Goldes, M. E., Jeakins-Cooley, M. E.  McClelland, L. J., Mou, T.-C., and Bowler, B. E. (2016) Disruption of a hydrogen bond network in human versus spider monkey cytochrome c affects heme crevice stability. J. Inorg. Biochem. 158, 62-69, doi:10.1016/j.jinorgbio.2015.12.025

Stine, J. M., Sun, Y., Armstrong, G., Bowler, B. E., and Briknarová. K. (2015) Structure and Unfolding of the Third Type III Domain from Human Fibronectin. Biochemistry 54, 6724–6733.

McClelland, L. J., Seagraves, S. M, Khan, Md K. A., Cherney, M. M., Bandi, S., Culbertson, J. E. and Bowler, B. E. (2015) The response of Ω-loop D dynamics to truncation of trimethyllysine 72 of yeast iso-1-cytochrome c depends on the nature of loop deformation. J. Biol. Inorg. Chem. 20, 805-819. doi:10.1007/s00775-015-1267-1

Bandi, S., and Bowler, B. E., (2015) Effect of an Ala81His mutation on the Met80 loop dynamics of iso-1-Cytochrome c, Biochemistry 54, 1729-1742. doi:10.1021/bi501252z

McClelland, L. J., Mou, T. C., Jeakins-Cooley, M. E., Sprang, S. R. and Bowler, B. E. (2014) Structure of a mitochondrial cytochrome c conformer competent for peroxidase activity, Proc. Natl. Acad. Sci. USA 111, 6648-6653. doi:10.1073/pnas.1323828111

Cherney, M. M., Junior, C. C. and Bowler, B. E. (2013). Mutation of trimethyllysine-72 to alanine enhances His79-heme mediated dynamics of iso-1-cytochrome c. Biochemistry 52, 837-846. doi:10.1021/bi301599g

Bandi, S. and Bowler, B. E. (2013). A cytochrome c electron transfer switch modulated by heme ligation and isomerization of a peptidyl-prolyl bond. Biopolymers, Peptide Science 100, 114-124. doi:10.1002/bip.22164/abstract

 Khan, Md. K. A. and Bowler, B. E. (2012). Conformational properties of polyglutamine sequences in guanidine hydrochloride solutions. Biophys. J. 103, 1989-1999. doi:10.1016/j.bpj.2012.09.041

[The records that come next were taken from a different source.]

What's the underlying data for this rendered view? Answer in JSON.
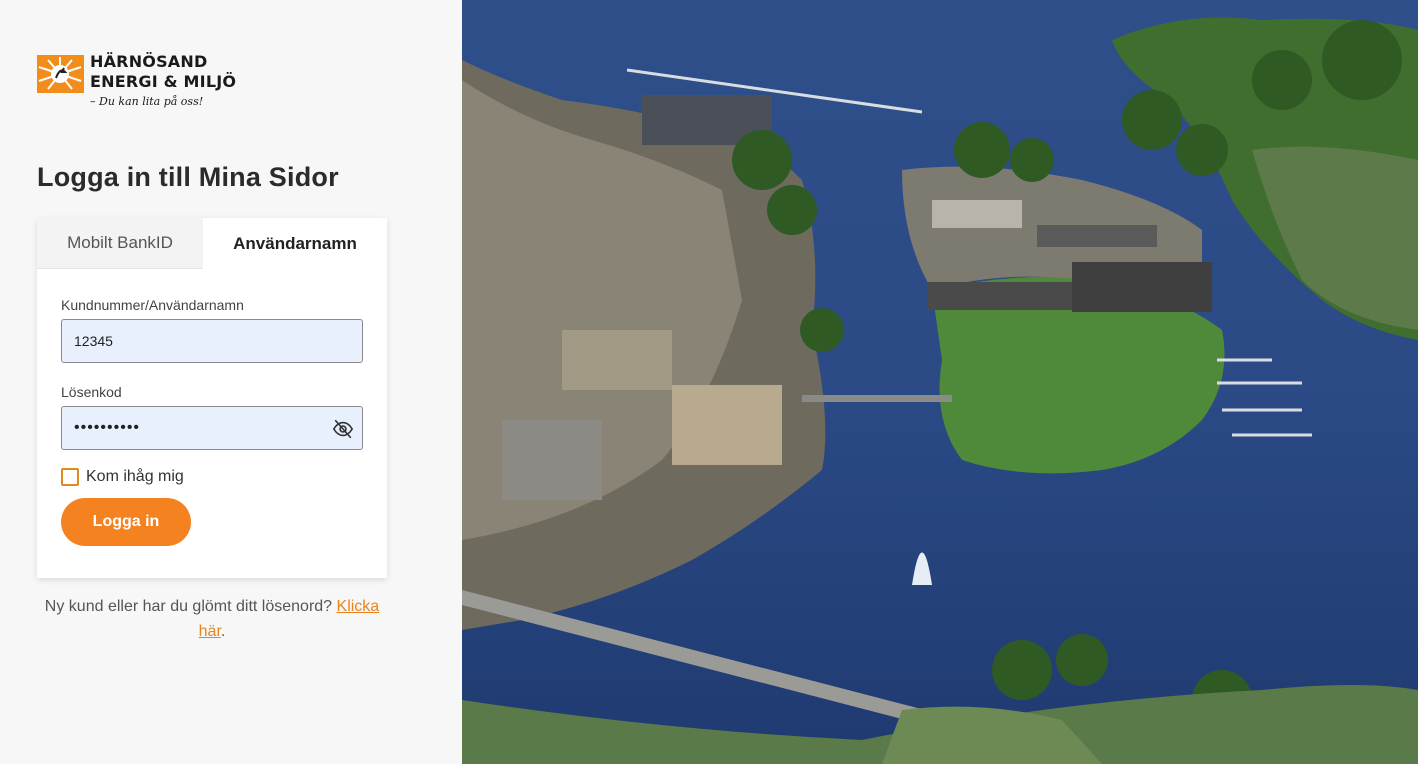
{
  "brand": {
    "line1": "HÄRNÖSAND",
    "line2": "ENERGI & MILJÖ",
    "tagline": "– Du kan lita på oss!",
    "accent_color": "#f58220"
  },
  "login": {
    "title": "Logga in till Mina Sidor",
    "tabs": [
      {
        "label": "Mobilt BankID",
        "active": false
      },
      {
        "label": "Användarnamn",
        "active": true
      }
    ],
    "username": {
      "label": "Kundnummer/Användarnamn",
      "value": "12345"
    },
    "password": {
      "label": "Lösenkod",
      "value": "••••••••••",
      "icon": "eye-slash-icon"
    },
    "remember_label": "Kom ihåg mig",
    "remember_checked": false,
    "submit_label": "Logga in"
  },
  "footer": {
    "text": "Ny kund eller har du glömt ditt lösenord? ",
    "link_text": "Klicka här",
    "suffix": "."
  },
  "hero": {
    "icon": "aerial-city-photo"
  }
}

Khan, Md. K. A., Miller, A. L. and Bowler, B. E. (2012). Tryptophan stabilizes His-heme loops in the denatured state only when it is near a loop end. Biochemistry, in press doi:10.1021/bi300212a.

Finnegan, M. L. and Bowler, B. E. (2012). Scaling properties of glycine-rich sequences in guanidine hydrochloride solutions. Biophysical J. 102, 1969-1978.  doi:10.1016/j.bpj.2012.03.049

Bowler, B. E. (2012) Characterization of the denatured state. In Egelman, E. H, editor: Comprehensive Biophysics Vol 3, The folding of Proteins and Nucleic Acids, Daggett, V., volume editor, Oxford: Academic Press, pp. 72-114.

Bowler, B. E. (2012). Residual structure in unfolded proteins. Curr. Opin. Struct. Biol. 22, 4-13. doi:10.1016/

Bandi, S. and Bowler B. E.; (2011). Probing the dynamics of a His73-heme alkaline transition in a destabilized variant of yeast iso-1-cytochrome c with conformationally gated electron transfer. Biochemistry 50, 10027–10040. doi:10.1021/bi201082h

Cherney, M. M.; Bowler, B. E. (2011) Protein dynamics and function: making new strides with an old warhorse, the alkaline conformational transition of cytochrome c. Coord. Chem. Rev. 255, 664-677. doi:10.1016/j.ccr.2010.09.014

Dar, T. A., Schaeffer, R. D., Daggett, V. and Bowler, B. E. (2011) Manifestations of native topology in the denatured state ensemble of Rhodopseudomonas palustris cytochrome c’. Biochemistry 50, 1029-1041. doi:10.1021/bi101551h

Finnegan, M. L. and Bowler, B. E. (2010). Propensities of aromatic amino acids versus leucine and proline to induce residual structure in the denatured state ensemble of iso-1-cytochrome c. J. Mol. Biol. 493, 495-504 doi:10.1016/j.jmb.2010.09.004.

Tzul, F. O. and Bowler, B. E. (2010). Denatured states of low complexity polypeptide sequences differ dramatically from those of foldable sequences. Proc. Natl. Acad. Sci. U.S.A.107, 11364-11369 doi:10.1073/pnas.1004572107.


Complete list of publications.